Seven for the Dwarf-lords in their halls of stone,
Nine for Mortal Men doomed to die,
One for the Dark Lord on his dark throne
In the Land of Mordor where the Shadows lie.
One Ring to rule them all, One Ring to find them,
One Ring to bring them all and in the darkness bind them
In the Land of Mordor where the Shadows lie.
—from J.R.R. Tolkien's The Lord of the Rings

The Rings of Power are twenty rings with certain magical properties forged in the Elven smithies of Eregion during the Second Age of Middle-earth. All but three were created at least in part by Sauron, who enhanced their properties for his own purposes. Nine of these rings were given to lords of Men, who eventually became the Nazgûl (Ringwraiths), and seven were given to the Dwarf-lords. The One Ring was created by Sauron alone to dominate and command the other rings.

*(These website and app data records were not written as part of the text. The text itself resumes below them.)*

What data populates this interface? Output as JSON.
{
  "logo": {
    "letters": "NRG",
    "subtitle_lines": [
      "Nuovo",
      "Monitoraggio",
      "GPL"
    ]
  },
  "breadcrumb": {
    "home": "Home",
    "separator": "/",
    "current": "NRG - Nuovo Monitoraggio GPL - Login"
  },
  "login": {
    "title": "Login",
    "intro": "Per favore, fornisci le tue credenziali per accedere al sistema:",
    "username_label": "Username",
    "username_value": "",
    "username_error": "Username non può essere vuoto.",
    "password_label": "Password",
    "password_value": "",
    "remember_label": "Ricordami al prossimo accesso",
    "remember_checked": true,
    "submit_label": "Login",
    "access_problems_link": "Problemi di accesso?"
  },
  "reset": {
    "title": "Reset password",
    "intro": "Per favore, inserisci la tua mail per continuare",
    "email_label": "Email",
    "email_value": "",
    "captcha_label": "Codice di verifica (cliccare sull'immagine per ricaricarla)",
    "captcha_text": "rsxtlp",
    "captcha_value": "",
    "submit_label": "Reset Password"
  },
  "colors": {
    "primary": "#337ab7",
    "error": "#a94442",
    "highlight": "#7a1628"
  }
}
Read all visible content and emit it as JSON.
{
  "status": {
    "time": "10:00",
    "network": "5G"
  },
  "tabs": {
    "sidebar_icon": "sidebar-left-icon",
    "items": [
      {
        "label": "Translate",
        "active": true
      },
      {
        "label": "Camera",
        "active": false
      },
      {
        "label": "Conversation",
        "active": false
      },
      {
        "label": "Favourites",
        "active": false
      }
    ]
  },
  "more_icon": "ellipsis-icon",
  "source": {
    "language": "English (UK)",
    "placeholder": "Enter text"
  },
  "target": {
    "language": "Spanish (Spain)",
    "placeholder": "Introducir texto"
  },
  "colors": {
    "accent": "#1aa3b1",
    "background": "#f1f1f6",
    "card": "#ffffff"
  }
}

However, Sauron never touched the Three Elven-rings forged by Celebrimbor, who was on to Sauron by this time and hid them from him. They were given to the Elves: Narya, which was originally given to Gil-galad, then worn by Círdan until he gave it to Gandalf; Vilya, which stayed with Gil-galad until he gave it to Elrond; and Nenya, which went directly to Galadriel.

That makes twenty rings. Mary Sues often create a twenty-first ring in order to seem speshul.

Intriguingly enough, Gandalf mentions the creation of several lesser rings by the Elves in The Fellowship of the Ring, but he makes it clear that these lesser rings were made as experiments to practice the art of ring-forging and possessed little power compared to the twenty true Rings; for this reason, Sauron saw little need to corrupt them. (This does not mean that wearing them is a good idea, as they were still too powerful for most wielders to control.) On a similar note, Saruman referred to himself as "Ring-Maker" on one occasion, implying that he wished to create new rings under his control. As this is never mentioned again, it can be assumed that Saruman was unable to create them (luckily for Middle-earth), though from Gandalf's mention of a ring being on Saruman's finger we know he managed at least some progress.

More about the Rings of Power at The One Wiki To Rule Them All.